[I’ll omit here opisthotonos and hypotonic]

APHERISIS Its medical meaning is either ‘amputation’ or, as Self seems to use it, the removal of a quantity of blood, eg to extract specific useful or undesirable components before returning it to the donor (which sense originates from 1880). It derives from the Greek for ‘take’ or ‘snatch’ (from which ‘heresy’ also, oddly, derives). In linguistics it means the loss of an unstressed syllable at the start of a word, as in ‘round’ for ‘around’. It was first glossed as such in 1550 with the Latin equivalent term ‘ablatio’. The introduction of an additional first syllable is called ‘prosthesis’ (hence prosthetic limbs). Omitting the final syllable(s) of a word is ‘apocope’.

BURGOO was a thick gruel or porridge served to soldiers in WWI; sailors called it ‘loblolly’ (first recorded 1750) – Capt. Marryat referred to it in Peter Simple (1834). It derives from Arabic ‘burgul’ which in turn was ‘bulgur’ in Turkish, hence bulgur wheat.

I initially searched for this word in my Encarta dictionary. It wasn’t there, but I found this lovely entry instead:

BURIDAN’S ASS: a situation used to demonstrate the impracticality of making choices

Buridan's ass

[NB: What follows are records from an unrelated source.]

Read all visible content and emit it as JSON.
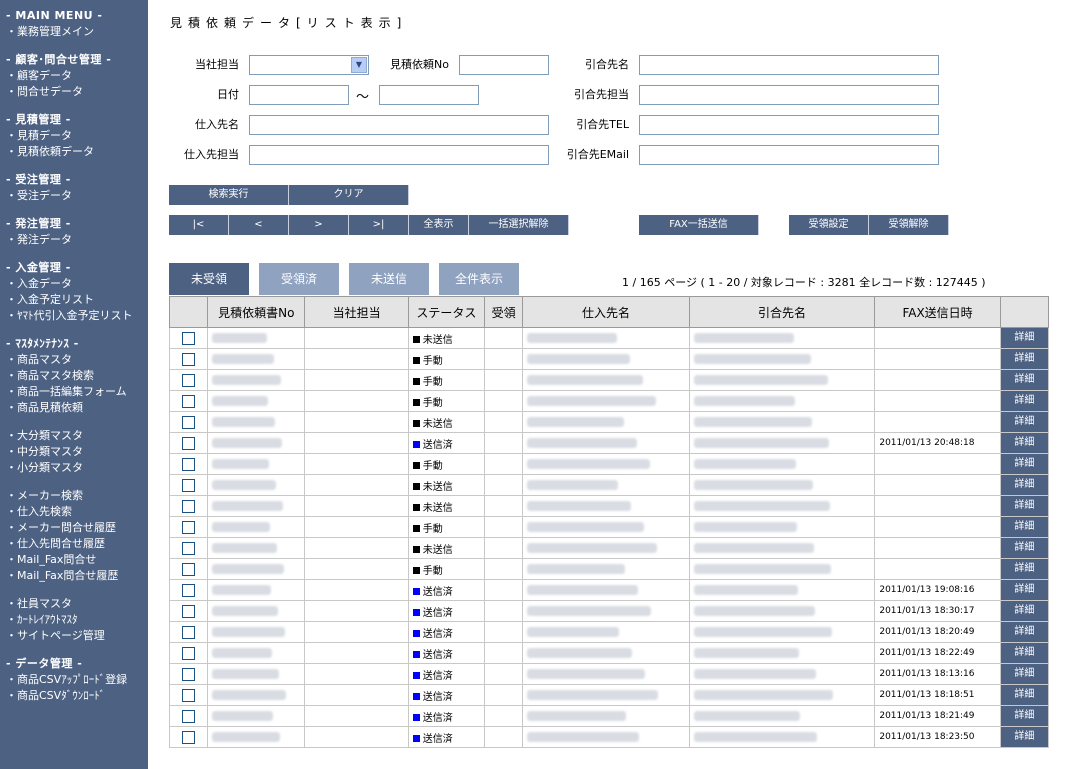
{
  "sidebar": {
    "groups": [
      {
        "head": "- MAIN MENU -",
        "items": [
          "・業務管理メイン"
        ]
      },
      {
        "head": "- 顧客･問合せ管理 -",
        "items": [
          "・顧客データ",
          "・問合せデータ"
        ]
      },
      {
        "head": "- 見積管理 -",
        "items": [
          "・見積データ",
          "・見積依頼データ"
        ]
      },
      {
        "head": "- 受注管理 -",
        "items": [
          "・受注データ"
        ]
      },
      {
        "head": "- 発注管理 -",
        "items": [
          "・発注データ"
        ]
      },
      {
        "head": "- 入金管理 -",
        "items": [
          "・入金データ",
          "・入金予定リスト",
          "・ﾔﾏﾄ代引入金予定リスト"
        ]
      },
      {
        "head": "- ﾏｽﾀﾒﾝﾃﾅﾝｽ -",
        "items": [
          "・商品マスタ",
          "・商品マスタ検索",
          "・商品一括編集フォーム",
          "・商品見積依頼"
        ]
      },
      {
        "head": "",
        "items": [
          "・大分類マスタ",
          "・中分類マスタ",
          "・小分類マスタ"
        ]
      },
      {
        "head": "",
        "items": [
          "・メーカー検索",
          "・仕入先検索",
          "・メーカー問合せ履歴",
          "・仕入先問合せ履歴",
          "・Mail_Fax問合せ",
          "・Mail_Fax問合せ履歴"
        ]
      },
      {
        "head": "",
        "items": [
          "・社員マスタ",
          "・ｶｰﾄﾚｲｱｳﾄﾏｽﾀ",
          "・サイトページ管理"
        ]
      },
      {
        "head": "- データ管理 -",
        "items": [
          "・商品CSVｱｯﾌﾟﾛｰﾄﾞ登録",
          "・商品CSVﾀﾞｳﾝﾛｰﾄﾞ"
        ]
      }
    ]
  },
  "page_title": "見積依頼データ[リスト表示]",
  "form": {
    "staff_label": "当社担当",
    "request_no_label": "見積依頼No",
    "client_name_label": "引合先名",
    "date_label": "日付",
    "date_sep": "～",
    "client_staff_label": "引合先担当",
    "supplier_name_label": "仕入先名",
    "client_tel_label": "引合先TEL",
    "supplier_staff_label": "仕入先担当",
    "client_email_label": "引合先EMail"
  },
  "buttons": {
    "search": "検索実行",
    "clear": "クリア",
    "first": "|<",
    "prev": "<",
    "next": ">",
    "last": ">|",
    "show_all": "全表示",
    "deselect_all": "一括選択解除",
    "fax_send_all": "FAX一括送信",
    "receipt_set": "受領設定",
    "receipt_cancel": "受領解除"
  },
  "tabs": [
    "未受領",
    "受領済",
    "未送信",
    "全件表示"
  ],
  "pager_text": "1 / 165 ページ ( 1 - 20 / 対象レコード : 3281 全レコード数 : 127445 )",
  "table": {
    "headers": [
      "",
      "見積依頼書No",
      "当社担当",
      "ステータス",
      "受領",
      "仕入先名",
      "引合先名",
      "FAX送信日時",
      ""
    ],
    "detail_label": "詳細",
    "status_colors": {
      "未送信": "#000000",
      "手動": "#000000",
      "送信済": "#0000ff"
    },
    "rows": [
      {
        "status": "未送信",
        "fax": ""
      },
      {
        "status": "手動",
        "fax": ""
      },
      {
        "status": "手動",
        "fax": ""
      },
      {
        "status": "手動",
        "fax": ""
      },
      {
        "status": "未送信",
        "fax": ""
      },
      {
        "status": "送信済",
        "fax": "2011/01/13 20:48:18"
      },
      {
        "status": "手動",
        "fax": ""
      },
      {
        "status": "未送信",
        "fax": ""
      },
      {
        "status": "未送信",
        "fax": ""
      },
      {
        "status": "手動",
        "fax": ""
      },
      {
        "status": "未送信",
        "fax": ""
      },
      {
        "status": "手動",
        "fax": ""
      },
      {
        "status": "送信済",
        "fax": "2011/01/13 19:08:16"
      },
      {
        "status": "送信済",
        "fax": "2011/01/13 18:30:17"
      },
      {
        "status": "送信済",
        "fax": "2011/01/13 18:20:49"
      },
      {
        "status": "送信済",
        "fax": "2011/01/13 18:22:49"
      },
      {
        "status": "送信済",
        "fax": "2011/01/13 18:13:16"
      },
      {
        "status": "送信済",
        "fax": "2011/01/13 18:18:51"
      },
      {
        "status": "送信済",
        "fax": "2011/01/13 18:21:49"
      },
      {
        "status": "送信済",
        "fax": "2011/01/13 18:23:50"
      }
    ]
  },
  "colors": {
    "sidebar_bg": "#4d6183",
    "tab_inactive": "#8fa2c0"
  }
}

Political cartoon c.1900 depicting the US Congress in terms of this paradox, with the 2 piles of hay version, hesitating between a Panama route and a Nicaragua route for an Atlantic-Pacific canal – via Wikipedia

according to a formal system of reasoning (after Jean Buridan, 1300-1358, a French philosopher). Wikipedia defines it as an illustration of a paradox in the conception of free will:

 It refers to a hypothetical situation wherein an ass that is equally hungry and thirsty is placed precisely midway between a stack of hay and a pail of water [or in some versions two piles of hay]. Since the paradox assumes the ass will always go to whichever is closer, it will die of both hunger and thirst since it cannot make any rational decision to choose one over the other.

 There are plenty more Selfian terms, including: ‘hebephrenic’, ‘anhedonia’ (lack of pleasure) and this one, which I thought I knew but didn’t –

CRAPULENT The adj. from ‘crapulence’: sickness or indisposition arising from excessive drinking or eating. It’s found in Nathan Bailey’s dictionary of 1727, and Dr Johnson’s of 1755. In Greek the word signified a drunken nauseous headache; the Romans adopted it (‘crapula’, a word first used in English c. 1687) to mean ‘excessive drinking’ as well as ‘intoxication’.

And that’s probably enough verbigeration for one post. Keep hitting the dictionary, Mr Self.